(Website and app data records)

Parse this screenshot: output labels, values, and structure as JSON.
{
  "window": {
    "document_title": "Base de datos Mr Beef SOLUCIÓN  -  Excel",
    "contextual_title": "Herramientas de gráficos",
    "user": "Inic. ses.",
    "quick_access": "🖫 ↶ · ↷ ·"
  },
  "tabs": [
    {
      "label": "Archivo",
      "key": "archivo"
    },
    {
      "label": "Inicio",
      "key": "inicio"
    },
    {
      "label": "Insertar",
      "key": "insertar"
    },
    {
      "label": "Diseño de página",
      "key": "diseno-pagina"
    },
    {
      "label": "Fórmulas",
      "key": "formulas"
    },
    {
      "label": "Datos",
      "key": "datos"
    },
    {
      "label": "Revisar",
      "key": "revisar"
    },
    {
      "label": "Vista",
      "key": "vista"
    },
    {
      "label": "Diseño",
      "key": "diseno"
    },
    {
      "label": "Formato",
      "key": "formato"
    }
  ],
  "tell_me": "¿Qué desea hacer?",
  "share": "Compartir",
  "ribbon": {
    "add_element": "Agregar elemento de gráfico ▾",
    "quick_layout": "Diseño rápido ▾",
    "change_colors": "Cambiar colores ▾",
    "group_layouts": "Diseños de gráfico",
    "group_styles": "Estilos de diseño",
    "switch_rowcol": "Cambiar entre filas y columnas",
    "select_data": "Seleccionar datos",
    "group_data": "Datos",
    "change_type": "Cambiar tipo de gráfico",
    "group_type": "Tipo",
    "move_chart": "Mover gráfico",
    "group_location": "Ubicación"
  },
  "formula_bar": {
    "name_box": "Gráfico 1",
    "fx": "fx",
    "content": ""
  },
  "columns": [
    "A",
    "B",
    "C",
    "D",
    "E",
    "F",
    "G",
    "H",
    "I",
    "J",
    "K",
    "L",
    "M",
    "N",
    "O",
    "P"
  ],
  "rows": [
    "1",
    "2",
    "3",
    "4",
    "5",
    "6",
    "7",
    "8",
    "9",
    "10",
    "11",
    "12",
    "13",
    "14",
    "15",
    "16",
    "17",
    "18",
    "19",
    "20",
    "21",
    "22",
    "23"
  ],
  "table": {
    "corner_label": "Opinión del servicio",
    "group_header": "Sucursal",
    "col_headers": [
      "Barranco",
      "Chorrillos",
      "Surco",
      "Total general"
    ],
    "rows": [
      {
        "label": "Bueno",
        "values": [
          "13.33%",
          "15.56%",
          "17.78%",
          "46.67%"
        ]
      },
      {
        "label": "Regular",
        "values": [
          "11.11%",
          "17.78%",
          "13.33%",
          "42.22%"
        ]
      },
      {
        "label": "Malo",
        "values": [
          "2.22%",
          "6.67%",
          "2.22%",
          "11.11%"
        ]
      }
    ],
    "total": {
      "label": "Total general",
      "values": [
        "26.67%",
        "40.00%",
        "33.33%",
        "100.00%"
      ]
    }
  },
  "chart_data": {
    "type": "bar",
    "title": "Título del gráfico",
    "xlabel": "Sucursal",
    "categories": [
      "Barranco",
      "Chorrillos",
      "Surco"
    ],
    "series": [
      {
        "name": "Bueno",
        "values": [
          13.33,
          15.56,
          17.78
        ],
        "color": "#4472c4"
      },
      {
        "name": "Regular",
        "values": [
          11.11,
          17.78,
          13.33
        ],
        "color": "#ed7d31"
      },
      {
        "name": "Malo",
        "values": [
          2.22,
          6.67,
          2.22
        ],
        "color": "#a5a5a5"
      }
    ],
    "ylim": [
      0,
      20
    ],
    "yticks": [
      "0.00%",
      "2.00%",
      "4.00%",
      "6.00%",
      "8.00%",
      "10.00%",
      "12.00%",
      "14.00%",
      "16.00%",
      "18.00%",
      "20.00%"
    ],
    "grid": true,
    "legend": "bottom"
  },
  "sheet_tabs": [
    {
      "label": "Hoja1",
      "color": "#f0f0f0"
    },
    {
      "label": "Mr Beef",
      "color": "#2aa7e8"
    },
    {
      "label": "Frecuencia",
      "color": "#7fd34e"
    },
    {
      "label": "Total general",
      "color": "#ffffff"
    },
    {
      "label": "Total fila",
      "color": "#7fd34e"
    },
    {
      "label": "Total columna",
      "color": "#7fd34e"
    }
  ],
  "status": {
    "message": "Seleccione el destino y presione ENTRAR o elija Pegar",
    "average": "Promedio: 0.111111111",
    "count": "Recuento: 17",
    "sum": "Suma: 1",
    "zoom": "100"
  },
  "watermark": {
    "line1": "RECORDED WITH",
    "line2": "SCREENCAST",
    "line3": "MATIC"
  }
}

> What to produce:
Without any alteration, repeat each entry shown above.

> Your solution:
Parse this screenshot: output labels, values, and structure as JSON.
{
  "window": {
    "document_title": "Base de datos Mr Beef SOLUCIÓN  -  Excel",
    "contextual_title": "Herramientas de gráficos",
    "user": "Inic. ses.",
    "quick_access": "🖫 ↶ · ↷ ·"
  },
  "tabs": [
    {
      "label": "Archivo",
      "key": "archivo"
    },
    {
      "label": "Inicio",
      "key": "inicio"
    },
    {
      "label": "Insertar",
      "key": "insertar"
    },
    {
      "label": "Diseño de página",
      "key": "diseno-pagina"
    },
    {
      "label": "Fórmulas",
      "key": "formulas"
    },
    {
      "label": "Datos",
      "key": "datos"
    },
    {
      "label": "Revisar",
      "key": "revisar"
    },
    {
      "label": "Vista",
      "key": "vista"
    },
    {
      "label": "Diseño",
      "key": "diseno"
    },
    {
      "label": "Formato",
      "key": "formato"
    }
  ],
  "tell_me": "¿Qué desea hacer?",
  "share": "Compartir",
  "ribbon": {
    "add_element": "Agregar elemento de gráfico ▾",
    "quick_layout": "Diseño rápido ▾",
    "change_colors": "Cambiar colores ▾",
    "group_layouts": "Diseños de gráfico",
    "group_styles": "Estilos de diseño",
    "switch_rowcol": "Cambiar entre filas y columnas",
    "select_data": "Seleccionar datos",
    "group_data": "Datos",
    "change_type": "Cambiar tipo de gráfico",
    "group_type": "Tipo",
    "move_chart": "Mover gráfico",
    "group_location": "Ubicación"
  },
  "formula_bar": {
    "name_box": "Gráfico 1",
    "fx": "fx",
    "content": ""
  },
  "columns": [
    "A",
    "B",
    "C",
    "D",
    "E",
    "F",
    "G",
    "H",
    "I",
    "J",
    "K",
    "L",
    "M",
    "N",
    "O",
    "P"
  ],
  "rows": [
    "1",
    "2",
    "3",
    "4",
    "5",
    "6",
    "7",
    "8",
    "9",
    "10",
    "11",
    "12",
    "13",
    "14",
    "15",
    "16",
    "17",
    "18",
    "19",
    "20",
    "21",
    "22",
    "23"
  ],
  "table": {
    "corner_label": "Opinión del servicio",
    "group_header": "Sucursal",
    "col_headers": [
      "Barranco",
      "Chorrillos",
      "Surco",
      "Total general"
    ],
    "rows": [
      {
        "label": "Bueno",
        "values": [
          "13.33%",
          "15.56%",
          "17.78%",
          "46.67%"
        ]
      },
      {
        "label": "Regular",
        "values": [
          "11.11%",
          "17.78%",
          "13.33%",
          "42.22%"
        ]
      },
      {
        "label": "Malo",
        "values": [
          "2.22%",
          "6.67%",
          "2.22%",
          "11.11%"
        ]
      }
    ],
    "total": {
      "label": "Total general",
      "values": [
        "26.67%",
        "40.00%",
        "33.33%",
        "100.00%"
      ]
    }
  },
  "chart_data": {
    "type": "bar",
    "title": "Título del gráfico",
    "xlabel": "Sucursal",
    "categories": [
      "Barranco",
      "Chorrillos",
      "Surco"
    ],
    "series": [
      {
        "name": "Bueno",
        "values": [
          13.33,
          15.56,
          17.78
        ],
        "color": "#4472c4"
      },
      {
        "name": "Regular",
        "values": [
          11.11,
          17.78,
          13.33
        ],
        "color": "#ed7d31"
      },
      {
        "name": "Malo",
        "values": [
          2.22,
          6.67,
          2.22
        ],
        "color": "#a5a5a5"
      }
    ],
    "ylim": [
      0,
      20
    ],
    "yticks": [
      "0.00%",
      "2.00%",
      "4.00%",
      "6.00%",
      "8.00%",
      "10.00%",
      "12.00%",
      "14.00%",
      "16.00%",
      "18.00%",
      "20.00%"
    ],
    "grid": true,
    "legend": "bottom"
  },
  "sheet_tabs": [
    {
      "label": "Hoja1",
      "color": "#f0f0f0"
    },
    {
      "label": "Mr Beef",
      "color": "#2aa7e8"
    },
    {
      "label": "Frecuencia",
      "color": "#7fd34e"
    },
    {
      "label": "Total general",
      "color": "#ffffff"
    },
    {
      "label": "Total fila",
      "color": "#7fd34e"
    },
    {
      "label": "Total columna",
      "color": "#7fd34e"
    }
  ],
  "status": {
    "message": "Seleccione el destino y presione ENTRAR o elija Pegar",
    "average": "Promedio: 0.111111111",
    "count": "Recuento: 17",
    "sum": "Suma: 1",
    "zoom": "100"
  },
  "watermark": {
    "line1": "RECORDED WITH",
    "line2": "SCREENCAST",
    "line3": "MATIC"
  }
}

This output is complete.